You can also ask for a reasonable accommodation before you start a job. If you already think you will need an accommodation, it is best to have it set up before you start. An employer cannot rescind a job offer if you ask for an accommodation.

What should my employer do after I ask?

Once you make your request, your employer should start a discussion with you regarding what options there are for reasonable accommodations. It may take several discussions with your employer before an accommodation can be set up.

How do I (or my employer) learn more about what reasonable accommodations would work for me?

If your treatment provider does not know what accommodations you need, he or she can refer you to an occupational therapist, a person who specializes in helping people to improve their functioning. You and your employer can also look at the website for the Job Accommodations Network (JAN) ( an organization that provides free confidential guidance to employers and employees regarding workplace disability accommodations. JAN is also happy to speak with employees and employers who are looking to include reasonable accommodations in the workplace.
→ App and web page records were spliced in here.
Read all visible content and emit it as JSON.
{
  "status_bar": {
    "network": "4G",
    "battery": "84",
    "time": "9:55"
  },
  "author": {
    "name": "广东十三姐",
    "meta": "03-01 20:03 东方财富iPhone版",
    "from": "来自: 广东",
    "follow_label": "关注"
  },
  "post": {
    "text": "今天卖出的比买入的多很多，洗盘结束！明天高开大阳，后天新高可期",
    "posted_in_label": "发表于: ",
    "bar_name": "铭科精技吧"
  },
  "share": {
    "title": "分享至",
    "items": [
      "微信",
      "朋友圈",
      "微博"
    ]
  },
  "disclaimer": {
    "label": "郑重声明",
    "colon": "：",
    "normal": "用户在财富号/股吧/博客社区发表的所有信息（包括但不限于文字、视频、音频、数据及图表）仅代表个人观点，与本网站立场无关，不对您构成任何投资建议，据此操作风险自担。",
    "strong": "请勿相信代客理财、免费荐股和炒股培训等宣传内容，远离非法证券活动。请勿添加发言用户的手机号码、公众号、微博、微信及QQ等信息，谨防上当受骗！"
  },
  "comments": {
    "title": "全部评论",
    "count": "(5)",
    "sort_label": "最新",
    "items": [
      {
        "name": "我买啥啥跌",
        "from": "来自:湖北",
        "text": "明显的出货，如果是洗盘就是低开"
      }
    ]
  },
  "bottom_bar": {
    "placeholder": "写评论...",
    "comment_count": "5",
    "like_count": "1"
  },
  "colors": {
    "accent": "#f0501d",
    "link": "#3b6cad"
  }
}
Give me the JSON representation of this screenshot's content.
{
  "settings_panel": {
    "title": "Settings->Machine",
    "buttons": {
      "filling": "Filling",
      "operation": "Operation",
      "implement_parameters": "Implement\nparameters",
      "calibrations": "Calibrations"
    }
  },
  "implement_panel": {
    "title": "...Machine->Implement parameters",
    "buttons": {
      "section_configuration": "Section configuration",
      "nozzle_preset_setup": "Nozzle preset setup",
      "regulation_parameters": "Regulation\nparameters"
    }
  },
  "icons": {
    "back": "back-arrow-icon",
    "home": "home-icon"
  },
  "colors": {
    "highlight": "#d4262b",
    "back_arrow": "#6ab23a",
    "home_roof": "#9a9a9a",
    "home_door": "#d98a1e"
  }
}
If you are a client of the Office of Rehabilitation Services (ORS), Rhode Island’s vocational rehabilitation agency, they may be able to help you with resources for accommodations and evaluations. They may also be able to help pay for some of the costs.

Can my employer refuse to provide the reasonable accommodation that I requested?

An employer may refuse a specific accommodation if it is an undue hardship. What an undue hardship would be varies from employer to employer and considers such factors as the cost of the accommodation to the employer, the size of the company, the impact on the functions of the company and the impact on the other employees. It is also not just limited to the cost of the accommodation; an accommodation may also be an undue hardship if it is unduly extensive, substantial or a fundamental alteration to the operation of the business. If an employer can demonstrate that a modification would fundamentally alter the nature of the goods, services, facilities, privileges, advantages, or accommodations it provides, it is not required to make the modification.

If an employer is claiming providing an accommodation would be an undue hardship or fundamental alteration, they should offer an alternative accommodation that would meet your needs.

Can my employer offer something else as an accommodation?

If an employer cannot provide the requested reasonable accommodation, it should offer another type of accommodation. If there is a reason that the accommodation your employer is offering would not work for you, then you should provide your employer with information as to why that accommodation would not work.

You and your employer may have to discuss several options before you find one that fits your needs and your employer can provide. This process is called “the interactive process” and is considered part of requesting a reasonable accommodation.

What should I do if my employer refuses to discuss or provide a reasonable accommodation?

Your employer has an obligation to discuss your request for reasonable accommodation. If your employer refuses to discuss your request, you may have the right to file a complaint.

There are a variety of federal and state laws that may cover your employer. You can contact our office or an employment law attorney to learn more about what your rights might be.

Depending on the size of your employer and the laws that apply to them, your deadline to file may be short, so you should try to speak to attorney as soon as possible.


Disability Rights Rhode Island
33 Broad Street, Suite 601
Providence, RI 02903
401-831-3150 (voice)
401-274-5568 (fax)

Rhode Island Bar Association
(401) 421-7799

Volunteer Lawyers Project
(401) 421-7758 or 1-800-339-7758

This publication is provided by the Disability Rights Rhode Island with a grant from the Social Security Administration. The contents of this publication are the sole responsibility of the authors and do not represent the official views of the Social Security Administration. This document was produced and distributed at U.S. taxpayer expense.

*** DISCLAIMER: This is not intended as legal advice, but rather for informational purposes only. Always consult a lawyer if you have questions about your legal rights. ***

Bruce Conklin

Bruce Conklin